DATA PROVIDED:
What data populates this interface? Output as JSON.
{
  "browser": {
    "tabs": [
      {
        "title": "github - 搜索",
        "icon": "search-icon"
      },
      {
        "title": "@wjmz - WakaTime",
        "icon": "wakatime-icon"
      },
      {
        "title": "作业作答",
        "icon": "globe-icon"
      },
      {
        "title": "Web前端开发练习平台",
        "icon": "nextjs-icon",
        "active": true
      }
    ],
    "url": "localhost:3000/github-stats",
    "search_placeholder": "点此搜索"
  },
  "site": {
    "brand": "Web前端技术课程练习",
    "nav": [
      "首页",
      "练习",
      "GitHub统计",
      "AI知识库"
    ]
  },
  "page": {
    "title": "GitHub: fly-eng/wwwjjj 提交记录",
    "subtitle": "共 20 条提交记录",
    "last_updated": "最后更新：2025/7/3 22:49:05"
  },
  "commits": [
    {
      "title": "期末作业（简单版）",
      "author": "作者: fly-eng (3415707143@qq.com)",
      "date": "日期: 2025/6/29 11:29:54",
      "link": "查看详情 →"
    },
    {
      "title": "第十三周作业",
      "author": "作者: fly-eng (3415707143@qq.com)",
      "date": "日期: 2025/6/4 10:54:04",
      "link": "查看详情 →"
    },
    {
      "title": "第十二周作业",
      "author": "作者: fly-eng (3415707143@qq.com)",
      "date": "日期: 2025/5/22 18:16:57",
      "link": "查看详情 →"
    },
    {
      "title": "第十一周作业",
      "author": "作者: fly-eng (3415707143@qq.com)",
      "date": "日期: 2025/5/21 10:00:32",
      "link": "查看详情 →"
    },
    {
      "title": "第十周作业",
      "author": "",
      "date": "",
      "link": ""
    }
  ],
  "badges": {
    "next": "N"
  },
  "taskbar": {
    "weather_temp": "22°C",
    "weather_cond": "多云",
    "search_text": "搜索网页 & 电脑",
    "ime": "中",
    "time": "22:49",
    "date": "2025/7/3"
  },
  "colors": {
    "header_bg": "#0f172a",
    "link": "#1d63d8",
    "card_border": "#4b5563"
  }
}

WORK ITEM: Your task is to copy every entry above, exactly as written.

ANSWER:
What data populates this interface? Output as JSON.
{
  "browser": {
    "tabs": [
      {
        "title": "github - 搜索",
        "icon": "search-icon"
      },
      {
        "title": "@wjmz - WakaTime",
        "icon": "wakatime-icon"
      },
      {
        "title": "作业作答",
        "icon": "globe-icon"
      },
      {
        "title": "Web前端开发练习平台",
        "icon": "nextjs-icon",
        "active": true
      }
    ],
    "url": "localhost:3000/github-stats",
    "search_placeholder": "点此搜索"
  },
  "site": {
    "brand": "Web前端技术课程练习",
    "nav": [
      "首页",
      "练习",
      "GitHub统计",
      "AI知识库"
    ]
  },
  "page": {
    "title": "GitHub: fly-eng/wwwjjj 提交记录",
    "subtitle": "共 20 条提交记录",
    "last_updated": "最后更新：2025/7/3 22:49:05"
  },
  "commits": [
    {
      "title": "期末作业（简单版）",
      "author": "作者: fly-eng (3415707143@qq.com)",
      "date": "日期: 2025/6/29 11:29:54",
      "link": "查看详情 →"
    },
    {
      "title": "第十三周作业",
      "author": "作者: fly-eng (3415707143@qq.com)",
      "date": "日期: 2025/6/4 10:54:04",
      "link": "查看详情 →"
    },
    {
      "title": "第十二周作业",
      "author": "作者: fly-eng (3415707143@qq.com)",
      "date": "日期: 2025/5/22 18:16:57",
      "link": "查看详情 →"
    },
    {
      "title": "第十一周作业",
      "author": "作者: fly-eng (3415707143@qq.com)",
      "date": "日期: 2025/5/21 10:00:32",
      "link": "查看详情 →"
    },
    {
      "title": "第十周作业",
      "author": "",
      "date": "",
      "link": ""
    }
  ],
  "badges": {
    "next": "N"
  },
  "taskbar": {
    "weather_temp": "22°C",
    "weather_cond": "多云",
    "search_text": "搜索网页 & 电脑",
    "ime": "中",
    "time": "22:49",
    "date": "2025/7/3"
  },
  "colors": {
    "header_bg": "#0f172a",
    "link": "#1d63d8",
    "card_border": "#4b5563"
  }
}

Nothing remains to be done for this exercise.